[What is being asked]
For the entries below, report the number of lines where the string "preview" appears, and only that number.

Information shown below:

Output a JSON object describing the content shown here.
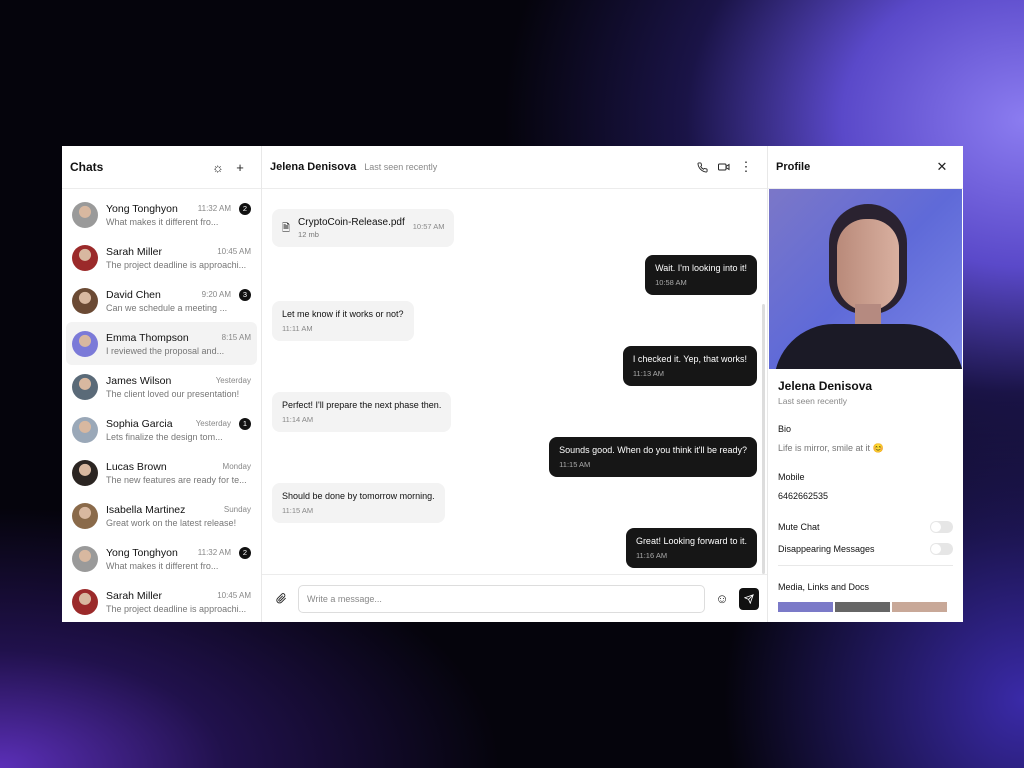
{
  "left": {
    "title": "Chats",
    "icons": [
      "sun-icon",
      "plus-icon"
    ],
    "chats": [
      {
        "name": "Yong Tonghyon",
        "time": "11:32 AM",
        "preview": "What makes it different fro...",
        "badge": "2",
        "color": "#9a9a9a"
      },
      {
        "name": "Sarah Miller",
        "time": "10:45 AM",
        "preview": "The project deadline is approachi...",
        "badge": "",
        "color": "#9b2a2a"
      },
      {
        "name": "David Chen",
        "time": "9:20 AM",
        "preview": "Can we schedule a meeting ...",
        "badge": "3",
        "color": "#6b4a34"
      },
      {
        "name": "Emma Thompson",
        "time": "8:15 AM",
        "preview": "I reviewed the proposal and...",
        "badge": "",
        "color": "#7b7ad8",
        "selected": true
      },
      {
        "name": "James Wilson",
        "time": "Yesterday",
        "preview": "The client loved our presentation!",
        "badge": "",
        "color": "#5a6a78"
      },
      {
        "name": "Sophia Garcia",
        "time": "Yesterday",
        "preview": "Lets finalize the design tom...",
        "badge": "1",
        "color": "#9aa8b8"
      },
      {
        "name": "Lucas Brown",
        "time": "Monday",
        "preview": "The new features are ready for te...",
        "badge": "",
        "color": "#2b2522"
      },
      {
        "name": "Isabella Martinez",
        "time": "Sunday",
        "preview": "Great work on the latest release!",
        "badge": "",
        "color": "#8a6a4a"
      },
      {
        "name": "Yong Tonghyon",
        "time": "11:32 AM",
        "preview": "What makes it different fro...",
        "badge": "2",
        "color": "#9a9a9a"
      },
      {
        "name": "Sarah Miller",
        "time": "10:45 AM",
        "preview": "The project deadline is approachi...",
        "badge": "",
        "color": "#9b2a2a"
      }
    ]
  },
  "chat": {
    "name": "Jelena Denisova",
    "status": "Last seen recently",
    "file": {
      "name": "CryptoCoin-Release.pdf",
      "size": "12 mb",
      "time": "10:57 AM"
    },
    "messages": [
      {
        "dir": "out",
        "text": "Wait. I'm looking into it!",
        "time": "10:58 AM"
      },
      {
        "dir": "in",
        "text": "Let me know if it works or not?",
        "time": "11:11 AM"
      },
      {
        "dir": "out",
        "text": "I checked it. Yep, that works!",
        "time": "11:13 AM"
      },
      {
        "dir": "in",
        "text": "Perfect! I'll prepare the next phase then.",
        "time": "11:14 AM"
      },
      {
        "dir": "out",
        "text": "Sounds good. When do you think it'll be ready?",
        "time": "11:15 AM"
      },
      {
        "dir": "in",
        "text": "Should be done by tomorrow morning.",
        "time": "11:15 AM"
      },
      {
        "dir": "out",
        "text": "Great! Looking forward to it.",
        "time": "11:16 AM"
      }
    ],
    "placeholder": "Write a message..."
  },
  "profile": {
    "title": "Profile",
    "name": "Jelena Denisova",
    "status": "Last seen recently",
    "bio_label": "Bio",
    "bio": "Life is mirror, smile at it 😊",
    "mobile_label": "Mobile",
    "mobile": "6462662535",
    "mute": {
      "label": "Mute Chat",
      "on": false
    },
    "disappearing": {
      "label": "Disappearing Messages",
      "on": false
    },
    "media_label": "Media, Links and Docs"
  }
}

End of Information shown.
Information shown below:

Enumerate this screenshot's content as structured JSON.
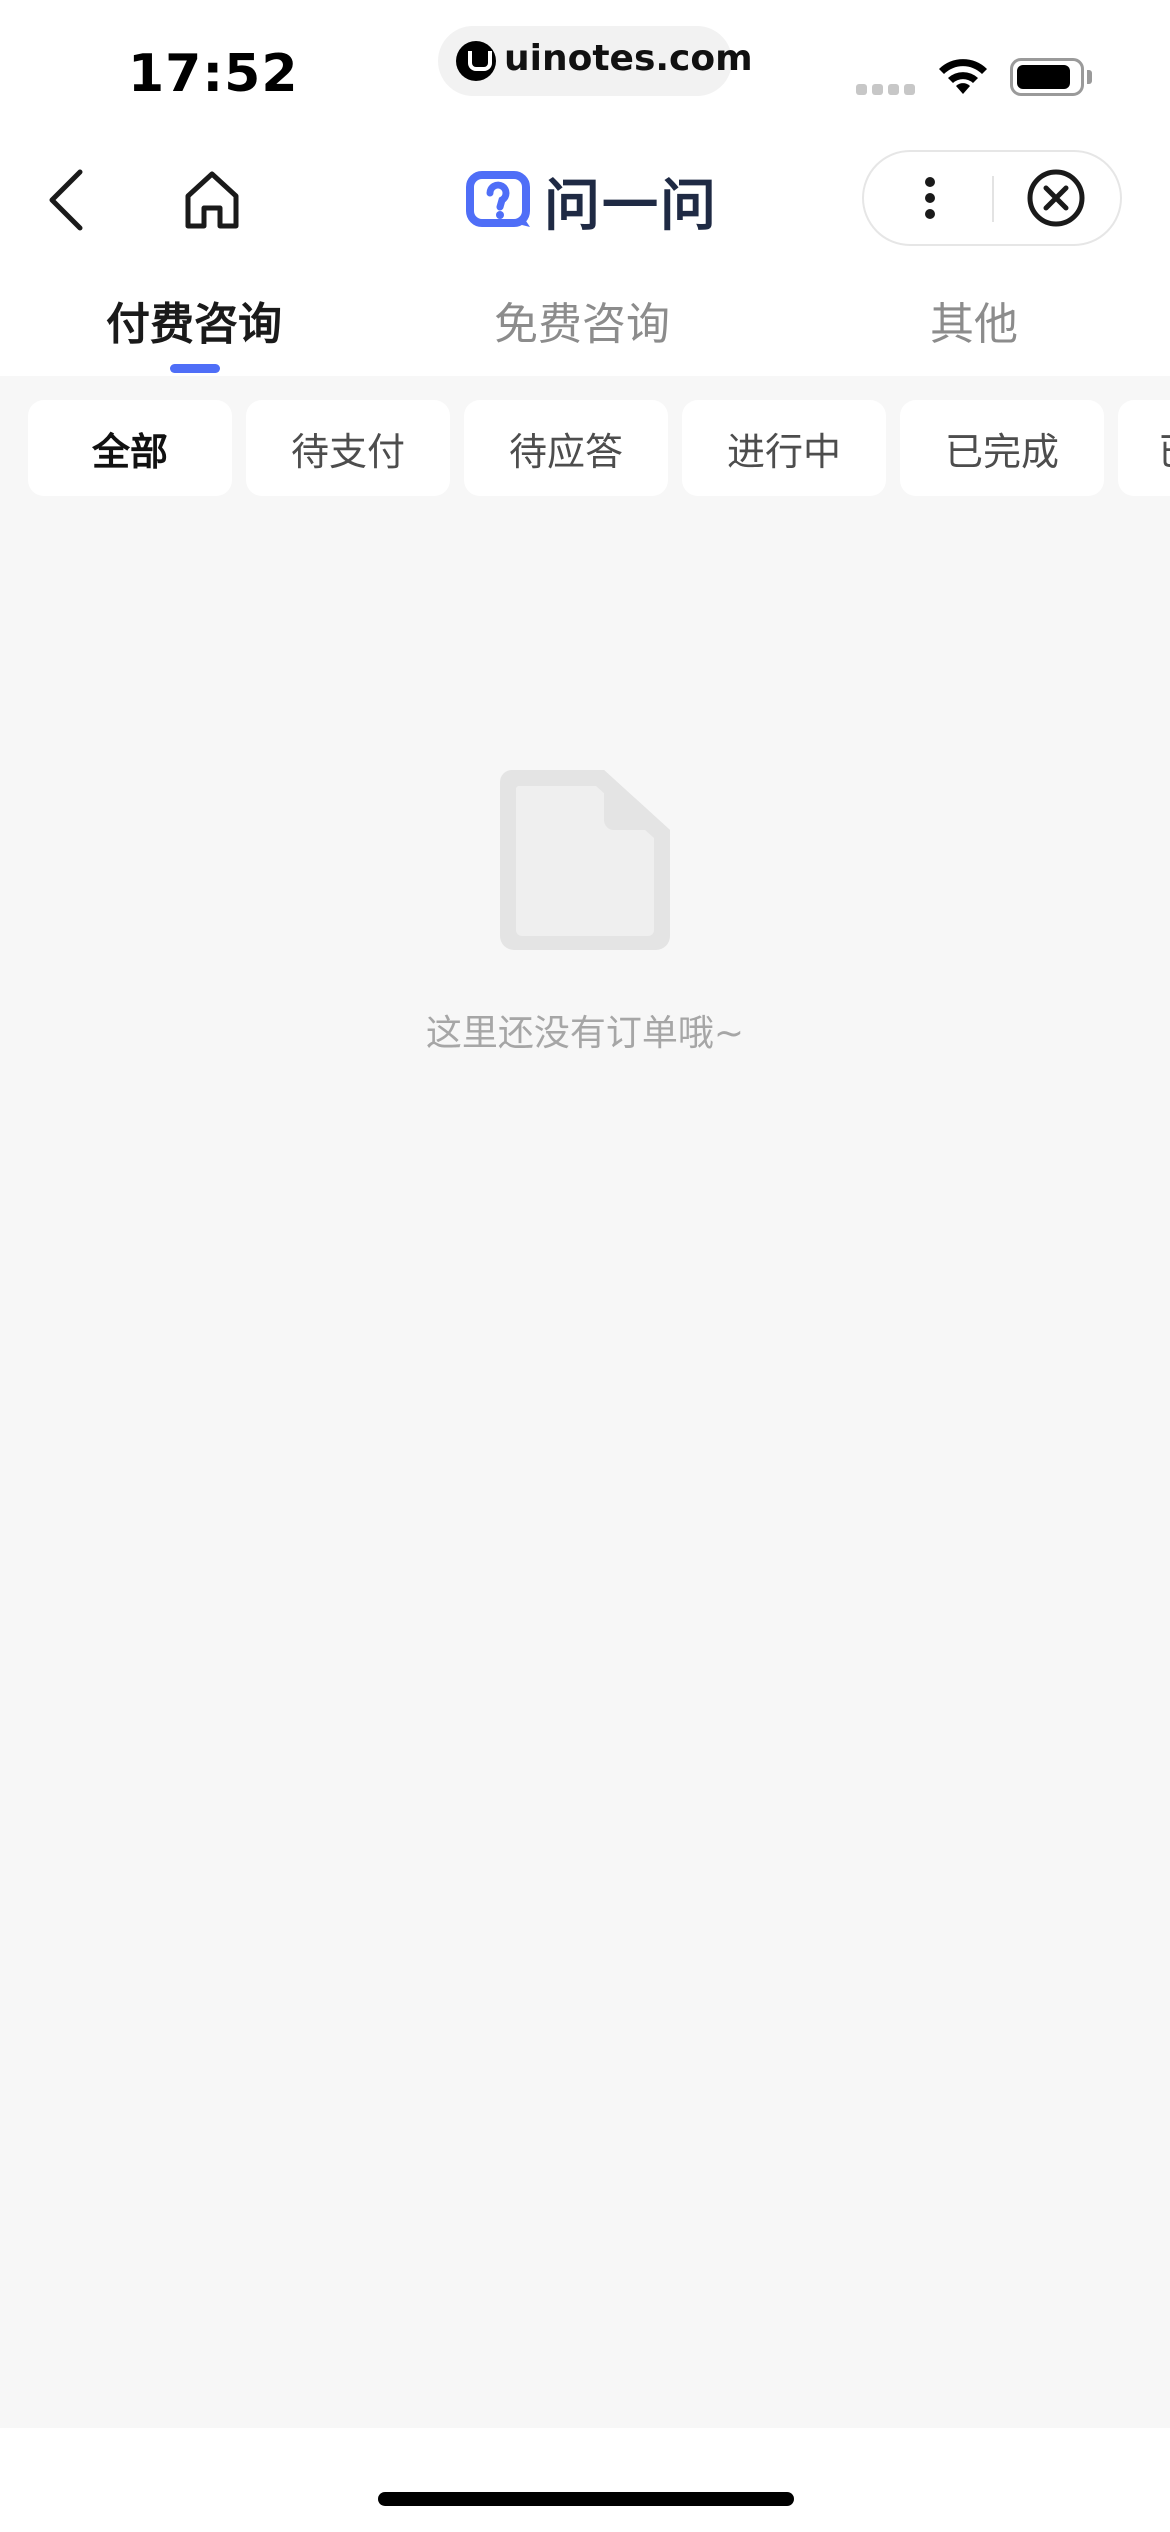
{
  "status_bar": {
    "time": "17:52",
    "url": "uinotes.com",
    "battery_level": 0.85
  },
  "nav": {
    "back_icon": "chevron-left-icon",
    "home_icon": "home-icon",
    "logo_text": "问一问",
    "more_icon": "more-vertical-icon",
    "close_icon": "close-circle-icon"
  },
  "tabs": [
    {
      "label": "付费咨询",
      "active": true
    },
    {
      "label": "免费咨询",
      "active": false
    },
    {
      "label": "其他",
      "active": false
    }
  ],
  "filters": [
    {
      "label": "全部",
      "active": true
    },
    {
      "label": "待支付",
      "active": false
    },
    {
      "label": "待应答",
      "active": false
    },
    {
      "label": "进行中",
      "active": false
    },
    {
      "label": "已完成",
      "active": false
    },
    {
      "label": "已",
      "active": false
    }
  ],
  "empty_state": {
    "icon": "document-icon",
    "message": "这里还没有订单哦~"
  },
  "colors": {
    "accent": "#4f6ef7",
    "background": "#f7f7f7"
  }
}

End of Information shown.

[Exercise answer]
10